▶ [WHAT THE TASK ASKS]
For each line below, check for the word "icon", then state how many lines contain it, with no other output.

Top of INPUT

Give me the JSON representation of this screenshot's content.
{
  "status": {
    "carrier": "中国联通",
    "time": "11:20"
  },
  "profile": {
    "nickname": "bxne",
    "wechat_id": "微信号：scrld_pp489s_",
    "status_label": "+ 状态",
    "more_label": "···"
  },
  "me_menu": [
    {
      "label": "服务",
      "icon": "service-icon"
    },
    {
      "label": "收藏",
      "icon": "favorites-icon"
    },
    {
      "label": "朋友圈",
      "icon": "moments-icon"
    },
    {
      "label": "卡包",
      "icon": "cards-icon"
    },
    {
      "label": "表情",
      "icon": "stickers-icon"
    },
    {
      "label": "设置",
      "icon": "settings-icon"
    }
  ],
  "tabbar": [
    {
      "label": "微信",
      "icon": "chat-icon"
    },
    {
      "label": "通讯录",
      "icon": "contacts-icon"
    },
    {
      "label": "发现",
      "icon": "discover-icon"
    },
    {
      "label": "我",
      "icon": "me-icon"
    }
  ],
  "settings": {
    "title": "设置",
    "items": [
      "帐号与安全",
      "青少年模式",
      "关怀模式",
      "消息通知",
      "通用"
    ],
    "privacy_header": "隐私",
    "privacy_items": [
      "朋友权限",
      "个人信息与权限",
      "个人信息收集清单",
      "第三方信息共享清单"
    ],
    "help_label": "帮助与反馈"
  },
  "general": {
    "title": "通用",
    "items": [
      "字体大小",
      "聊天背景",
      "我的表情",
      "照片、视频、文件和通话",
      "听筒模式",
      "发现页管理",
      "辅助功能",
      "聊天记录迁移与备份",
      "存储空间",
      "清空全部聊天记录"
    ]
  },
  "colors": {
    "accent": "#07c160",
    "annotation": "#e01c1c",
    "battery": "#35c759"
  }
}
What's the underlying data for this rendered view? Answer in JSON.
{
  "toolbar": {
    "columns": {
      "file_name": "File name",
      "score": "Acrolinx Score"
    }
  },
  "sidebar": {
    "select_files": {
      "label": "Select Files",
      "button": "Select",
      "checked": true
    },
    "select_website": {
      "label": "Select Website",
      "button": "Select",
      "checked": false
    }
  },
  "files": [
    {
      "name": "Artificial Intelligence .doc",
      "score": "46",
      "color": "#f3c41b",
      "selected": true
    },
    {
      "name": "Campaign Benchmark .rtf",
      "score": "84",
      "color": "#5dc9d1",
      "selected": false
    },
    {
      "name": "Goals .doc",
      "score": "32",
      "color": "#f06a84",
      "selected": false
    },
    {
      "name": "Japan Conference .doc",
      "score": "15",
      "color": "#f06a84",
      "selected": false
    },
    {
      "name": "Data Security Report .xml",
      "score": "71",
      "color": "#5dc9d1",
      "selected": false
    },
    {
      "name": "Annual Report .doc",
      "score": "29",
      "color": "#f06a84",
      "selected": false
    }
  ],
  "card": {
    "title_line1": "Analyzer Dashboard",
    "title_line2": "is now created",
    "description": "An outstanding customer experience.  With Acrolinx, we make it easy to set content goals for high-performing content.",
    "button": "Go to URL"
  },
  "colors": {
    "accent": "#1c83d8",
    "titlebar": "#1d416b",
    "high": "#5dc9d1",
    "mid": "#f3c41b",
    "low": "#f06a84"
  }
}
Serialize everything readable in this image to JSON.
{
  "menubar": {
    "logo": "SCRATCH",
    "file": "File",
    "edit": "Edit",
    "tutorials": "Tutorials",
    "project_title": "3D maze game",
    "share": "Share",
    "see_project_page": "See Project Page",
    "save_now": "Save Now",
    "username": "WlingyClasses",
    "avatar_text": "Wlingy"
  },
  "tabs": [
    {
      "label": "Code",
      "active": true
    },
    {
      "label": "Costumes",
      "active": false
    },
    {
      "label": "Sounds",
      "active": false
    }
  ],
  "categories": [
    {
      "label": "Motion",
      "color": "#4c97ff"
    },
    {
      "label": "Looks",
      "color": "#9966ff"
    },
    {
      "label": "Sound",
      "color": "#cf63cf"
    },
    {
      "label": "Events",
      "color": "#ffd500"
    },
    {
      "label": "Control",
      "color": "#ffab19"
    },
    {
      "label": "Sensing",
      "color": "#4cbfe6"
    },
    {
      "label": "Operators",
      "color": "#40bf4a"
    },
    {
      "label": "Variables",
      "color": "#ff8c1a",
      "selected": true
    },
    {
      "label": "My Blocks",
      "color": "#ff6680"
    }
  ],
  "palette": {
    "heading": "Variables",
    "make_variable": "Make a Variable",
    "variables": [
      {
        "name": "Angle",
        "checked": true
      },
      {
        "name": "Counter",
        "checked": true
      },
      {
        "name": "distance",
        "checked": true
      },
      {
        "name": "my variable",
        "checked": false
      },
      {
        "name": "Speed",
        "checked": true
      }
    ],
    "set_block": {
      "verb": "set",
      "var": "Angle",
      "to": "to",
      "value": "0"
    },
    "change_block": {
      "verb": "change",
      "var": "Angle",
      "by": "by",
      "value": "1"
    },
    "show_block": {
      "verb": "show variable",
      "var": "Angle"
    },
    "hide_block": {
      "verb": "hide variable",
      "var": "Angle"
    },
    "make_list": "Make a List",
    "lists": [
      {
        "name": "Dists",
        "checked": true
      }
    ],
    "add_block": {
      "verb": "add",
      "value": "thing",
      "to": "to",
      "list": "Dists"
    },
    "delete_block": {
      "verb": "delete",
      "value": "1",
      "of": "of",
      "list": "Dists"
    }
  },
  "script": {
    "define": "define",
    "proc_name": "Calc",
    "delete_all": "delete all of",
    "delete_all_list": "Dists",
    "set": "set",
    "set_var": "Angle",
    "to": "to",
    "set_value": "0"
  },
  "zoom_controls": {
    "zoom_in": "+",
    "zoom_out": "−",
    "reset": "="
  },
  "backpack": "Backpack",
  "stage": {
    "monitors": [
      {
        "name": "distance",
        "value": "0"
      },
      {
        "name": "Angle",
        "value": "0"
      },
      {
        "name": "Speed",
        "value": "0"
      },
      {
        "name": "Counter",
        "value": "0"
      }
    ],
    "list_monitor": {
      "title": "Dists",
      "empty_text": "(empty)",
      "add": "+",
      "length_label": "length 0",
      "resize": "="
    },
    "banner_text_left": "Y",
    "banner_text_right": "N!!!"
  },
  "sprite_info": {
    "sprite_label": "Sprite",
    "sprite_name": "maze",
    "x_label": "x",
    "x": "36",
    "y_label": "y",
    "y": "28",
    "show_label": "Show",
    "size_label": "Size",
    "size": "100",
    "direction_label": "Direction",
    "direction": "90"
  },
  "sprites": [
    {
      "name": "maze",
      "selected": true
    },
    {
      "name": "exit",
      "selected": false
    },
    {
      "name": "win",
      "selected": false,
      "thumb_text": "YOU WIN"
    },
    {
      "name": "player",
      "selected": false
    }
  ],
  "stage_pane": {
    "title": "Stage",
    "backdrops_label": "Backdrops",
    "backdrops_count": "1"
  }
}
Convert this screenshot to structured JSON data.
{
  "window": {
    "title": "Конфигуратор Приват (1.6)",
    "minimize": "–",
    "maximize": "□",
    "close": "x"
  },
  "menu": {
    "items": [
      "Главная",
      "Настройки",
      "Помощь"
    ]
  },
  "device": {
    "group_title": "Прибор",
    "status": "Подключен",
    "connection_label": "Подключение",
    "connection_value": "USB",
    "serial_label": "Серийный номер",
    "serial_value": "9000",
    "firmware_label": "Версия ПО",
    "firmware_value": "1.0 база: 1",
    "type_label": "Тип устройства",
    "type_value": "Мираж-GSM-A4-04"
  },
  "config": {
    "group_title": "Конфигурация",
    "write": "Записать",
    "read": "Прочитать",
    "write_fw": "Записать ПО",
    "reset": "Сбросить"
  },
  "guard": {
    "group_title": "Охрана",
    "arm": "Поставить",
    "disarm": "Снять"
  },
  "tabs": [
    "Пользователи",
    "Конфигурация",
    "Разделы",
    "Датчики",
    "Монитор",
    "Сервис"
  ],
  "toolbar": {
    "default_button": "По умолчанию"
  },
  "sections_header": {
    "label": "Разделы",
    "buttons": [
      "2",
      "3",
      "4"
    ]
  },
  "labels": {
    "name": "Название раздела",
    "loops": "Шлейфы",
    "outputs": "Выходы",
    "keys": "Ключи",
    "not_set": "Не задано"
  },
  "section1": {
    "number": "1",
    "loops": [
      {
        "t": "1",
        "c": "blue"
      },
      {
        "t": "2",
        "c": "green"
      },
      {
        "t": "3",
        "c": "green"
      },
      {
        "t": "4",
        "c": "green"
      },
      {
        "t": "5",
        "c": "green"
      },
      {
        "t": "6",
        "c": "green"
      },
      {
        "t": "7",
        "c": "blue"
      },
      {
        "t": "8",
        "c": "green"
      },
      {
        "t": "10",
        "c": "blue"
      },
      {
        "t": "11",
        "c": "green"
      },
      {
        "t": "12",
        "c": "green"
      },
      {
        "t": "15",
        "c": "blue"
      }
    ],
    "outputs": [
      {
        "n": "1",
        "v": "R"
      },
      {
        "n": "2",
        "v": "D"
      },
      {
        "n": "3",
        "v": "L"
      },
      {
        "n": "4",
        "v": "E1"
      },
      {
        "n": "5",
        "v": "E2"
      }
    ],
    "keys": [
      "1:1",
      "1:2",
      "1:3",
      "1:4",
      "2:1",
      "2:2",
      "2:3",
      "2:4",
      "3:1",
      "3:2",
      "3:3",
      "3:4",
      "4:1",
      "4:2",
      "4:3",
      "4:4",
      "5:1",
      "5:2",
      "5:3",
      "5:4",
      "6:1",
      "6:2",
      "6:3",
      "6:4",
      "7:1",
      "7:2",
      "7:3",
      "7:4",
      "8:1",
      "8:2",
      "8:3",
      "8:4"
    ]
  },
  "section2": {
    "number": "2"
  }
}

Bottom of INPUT

▶ [SOLUTION]
10